• Local cinemas programme films to meet the needs of their community, eg films with a local interest; specialised films including lesbian and gay films; films shown as part of Black History Month; films for the local Japanese community in Derby; and South Asian women’s group. The Rio in Dalston hosts Turkish and Kurdish film festivals.
• Regular charity screenings help raise funds for local societies.
Anthony Minghella, Chairman of the bfi, who wrote the report’s foreword said:
“Film has the power to inspire us and such a significant and popular medium should be accessible to all communities in its most potent form – the cinema. This timely report draws attention to the many benefits of local cinema provision – and the importance of providing access to this most democratic and popular cultural pursuit. Well-supported local cinema also makes less obvious contributions to small communities, providing economic benefit, confronting social exclusion and enhancing tourism. It’s clear from the report that such advantages are often forgotten; local cinema is not perhaps as celebrated as it might be. It is my real hope that this report will act as a valuable resource to those who support and champion local cinema.”
John Woodward, Chief Executive Officer of the UK Film Council said of today’s report:
“Local cinema improves the quality of life for communities across the UK. The benefits which can range from boosting the local economy to tackling social exclusion, from improving local culture to encouraging more people into the area, are often overlooked. There’s some fantastic work being done by local cinemas across the UK and this report recognises that work and the resulting benefits it brings.”
The UK Film Council has launched a number of National Lottery-funded cinema projects which aim to both expand the range of films brought to audiences across the UK and improve the opportunities for those people who currently have limited access to film. These include:
• A network of digital screens across the UK, the first 50 of which are already installed, with a further 190 scheduled to be installed between now and spring 2007;
• support for rural cinemas and film societies;
• support for films to be made available in cinemas for people with sensory impairments; and

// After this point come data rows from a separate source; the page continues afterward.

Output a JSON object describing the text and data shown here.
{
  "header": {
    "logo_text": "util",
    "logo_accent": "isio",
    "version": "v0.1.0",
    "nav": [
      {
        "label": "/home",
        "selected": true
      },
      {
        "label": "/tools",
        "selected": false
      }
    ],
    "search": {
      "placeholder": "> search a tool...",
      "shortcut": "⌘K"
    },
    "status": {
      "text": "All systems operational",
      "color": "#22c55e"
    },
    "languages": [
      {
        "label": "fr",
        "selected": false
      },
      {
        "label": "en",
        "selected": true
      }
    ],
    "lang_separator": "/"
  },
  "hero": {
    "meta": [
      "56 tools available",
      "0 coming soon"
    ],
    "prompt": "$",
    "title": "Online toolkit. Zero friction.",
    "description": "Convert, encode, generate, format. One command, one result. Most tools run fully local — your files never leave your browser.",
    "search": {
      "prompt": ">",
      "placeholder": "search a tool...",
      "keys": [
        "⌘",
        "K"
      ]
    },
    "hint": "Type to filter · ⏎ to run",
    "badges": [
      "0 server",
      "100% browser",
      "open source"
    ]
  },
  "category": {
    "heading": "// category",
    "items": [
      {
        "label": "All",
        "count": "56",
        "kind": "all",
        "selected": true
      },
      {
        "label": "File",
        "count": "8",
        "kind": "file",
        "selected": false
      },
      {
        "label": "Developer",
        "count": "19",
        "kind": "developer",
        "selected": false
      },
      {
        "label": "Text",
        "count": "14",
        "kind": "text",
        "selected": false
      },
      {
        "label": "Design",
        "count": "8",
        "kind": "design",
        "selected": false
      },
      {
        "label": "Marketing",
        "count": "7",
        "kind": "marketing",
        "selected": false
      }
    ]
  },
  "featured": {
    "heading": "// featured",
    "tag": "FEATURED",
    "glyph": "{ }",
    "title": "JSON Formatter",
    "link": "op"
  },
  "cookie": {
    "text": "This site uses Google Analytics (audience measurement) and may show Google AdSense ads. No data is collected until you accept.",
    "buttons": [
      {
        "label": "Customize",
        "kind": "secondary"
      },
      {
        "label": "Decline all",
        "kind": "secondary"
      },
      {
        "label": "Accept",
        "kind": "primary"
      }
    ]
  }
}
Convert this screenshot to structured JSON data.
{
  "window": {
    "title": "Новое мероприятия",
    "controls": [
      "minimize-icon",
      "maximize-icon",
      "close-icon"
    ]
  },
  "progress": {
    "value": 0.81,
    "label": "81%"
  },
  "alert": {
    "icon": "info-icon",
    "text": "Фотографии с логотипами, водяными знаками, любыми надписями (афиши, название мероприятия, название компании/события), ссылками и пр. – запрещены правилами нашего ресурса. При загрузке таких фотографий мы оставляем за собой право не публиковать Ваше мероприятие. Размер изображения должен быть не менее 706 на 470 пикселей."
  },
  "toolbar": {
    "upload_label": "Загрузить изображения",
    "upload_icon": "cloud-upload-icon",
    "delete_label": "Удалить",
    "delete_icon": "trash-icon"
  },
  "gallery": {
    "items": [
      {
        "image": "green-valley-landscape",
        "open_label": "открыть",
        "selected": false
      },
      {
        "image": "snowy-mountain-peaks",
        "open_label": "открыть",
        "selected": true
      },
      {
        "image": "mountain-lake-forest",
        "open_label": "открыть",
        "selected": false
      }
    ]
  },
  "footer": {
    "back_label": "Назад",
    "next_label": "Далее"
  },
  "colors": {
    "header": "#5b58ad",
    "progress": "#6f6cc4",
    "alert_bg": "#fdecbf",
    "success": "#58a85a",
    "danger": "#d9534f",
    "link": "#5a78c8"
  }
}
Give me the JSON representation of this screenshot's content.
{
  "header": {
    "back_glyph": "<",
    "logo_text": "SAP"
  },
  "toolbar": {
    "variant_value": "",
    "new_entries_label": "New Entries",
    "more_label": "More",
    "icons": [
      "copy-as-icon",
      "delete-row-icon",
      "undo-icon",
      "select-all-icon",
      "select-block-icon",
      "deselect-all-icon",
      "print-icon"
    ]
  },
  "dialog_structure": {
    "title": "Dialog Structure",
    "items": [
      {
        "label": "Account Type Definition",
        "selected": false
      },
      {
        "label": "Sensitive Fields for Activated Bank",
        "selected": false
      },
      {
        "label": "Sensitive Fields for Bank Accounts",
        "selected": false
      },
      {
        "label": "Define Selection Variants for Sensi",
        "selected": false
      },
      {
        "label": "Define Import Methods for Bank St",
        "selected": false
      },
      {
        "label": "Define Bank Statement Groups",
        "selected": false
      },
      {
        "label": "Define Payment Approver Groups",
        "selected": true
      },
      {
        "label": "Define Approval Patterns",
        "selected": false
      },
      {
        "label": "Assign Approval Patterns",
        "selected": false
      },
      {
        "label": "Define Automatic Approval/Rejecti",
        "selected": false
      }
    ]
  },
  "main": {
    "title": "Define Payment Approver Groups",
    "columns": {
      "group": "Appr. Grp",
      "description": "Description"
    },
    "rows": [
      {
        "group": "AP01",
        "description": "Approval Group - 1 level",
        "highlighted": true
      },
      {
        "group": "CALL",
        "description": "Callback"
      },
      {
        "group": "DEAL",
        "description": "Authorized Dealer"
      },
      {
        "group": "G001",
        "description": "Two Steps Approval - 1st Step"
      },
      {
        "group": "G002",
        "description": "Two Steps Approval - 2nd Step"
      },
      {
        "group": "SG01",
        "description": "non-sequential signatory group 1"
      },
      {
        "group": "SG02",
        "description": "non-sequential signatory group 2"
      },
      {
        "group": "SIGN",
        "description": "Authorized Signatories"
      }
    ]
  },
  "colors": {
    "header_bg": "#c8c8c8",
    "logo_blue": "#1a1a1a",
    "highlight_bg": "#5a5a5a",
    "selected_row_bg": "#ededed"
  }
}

• a capital fund for smaller cinemas to assist with refurbishment and new equipment to ensure that smaller communities continue to have access to the highest possible standards at their local cinema.